Olaudah Equiano’s narrative highlights his personal experience being under slavery, and escaping the institution. Equiano conveys a message of abolition. However, there are instances within the text that he, too, falls for looking at aspects of slavery with justification. The prime example is a certain passage from the text that I found troubling.
When Equiano is speaking about the overseers he says they are “indeed for the most part persons of the worst character of any denomination of men in the West Indies. Unfortunately, many humane gentlemen, by not residing on their estates, are obliged to leave the management of them in the hands of these human butchers..”
This quote is conflicting because while it does denounce the horrors of slavery, and the overseers, it suggests that the owners of the estates are ‘humane gentleman’ who are simply “obliged” to leave their slaves under the cruel overseer. This idea is conflicting because even if the owner did not horribly abuse their slave (which is impossible to even phrase because owning a person is abuse itself)…the fact that the owner’s have a slave at all isn’t the least bit humane. The passage can be compared to the satirical cartoon.

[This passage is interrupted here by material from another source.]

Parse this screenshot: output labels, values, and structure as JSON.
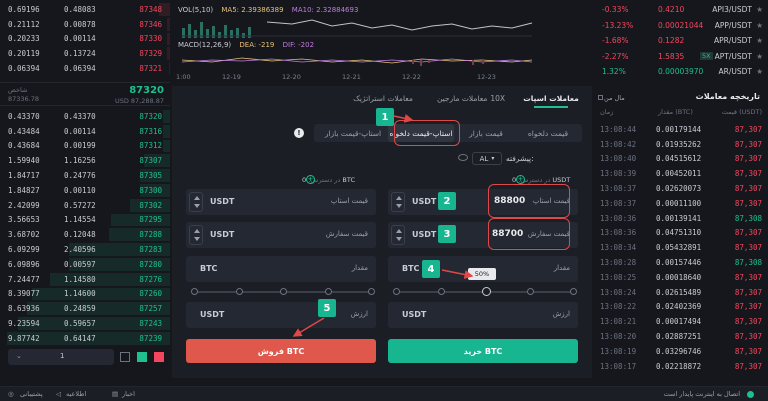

The satirical cartoon that is by an unknown author in 1832 (bottom) is arguing that there was mass production of literature and reports of the horrors of slavery. It’s apparent that this is a point that is being highlighted because on the bottom of the cartoon there are books and papers scattered all over the floor that read “Slavery” “horrible punishment” “brutal outrage” etc. The man that is coming out of the barrel is saying that the “suffering African called a slave” is facing violation of rights, he is saying that the slaves don’t have the reform bills that the white Britains have. However, the right part of the cartoon shows the slaves dancing with joy. There is a depiction of a mother, father, and son. The mother is grabbing the son, a toddler, and the father is telling the baby that he ate “yam yam” and that his belly is full. This is contrasted with the left that shows a white European family where the father has his face buried in his hand, and is grieving. The mother tasking the father why an “industrious and honest man” is starving in the country. The father is basically saying that the only way he wouldn’t starve is if he was a slave “fed by the parish”.
The cartoon is depicting the typical rhetoric used to further oppress people that have been victims of abuse saying: “it’s not that bad. Everyone is just sensitive” and “other people have it worse than you”. Similarly, the passage is excusing the owners, and saying ‘well they weren’t terrible, it was the overseers that were terrible’. While Equiano was for abolishing slavery, and his voice is extremely important,there are parts in his narrative where we see how the slave trade subconsciously internalized justification of certain parts of the institution.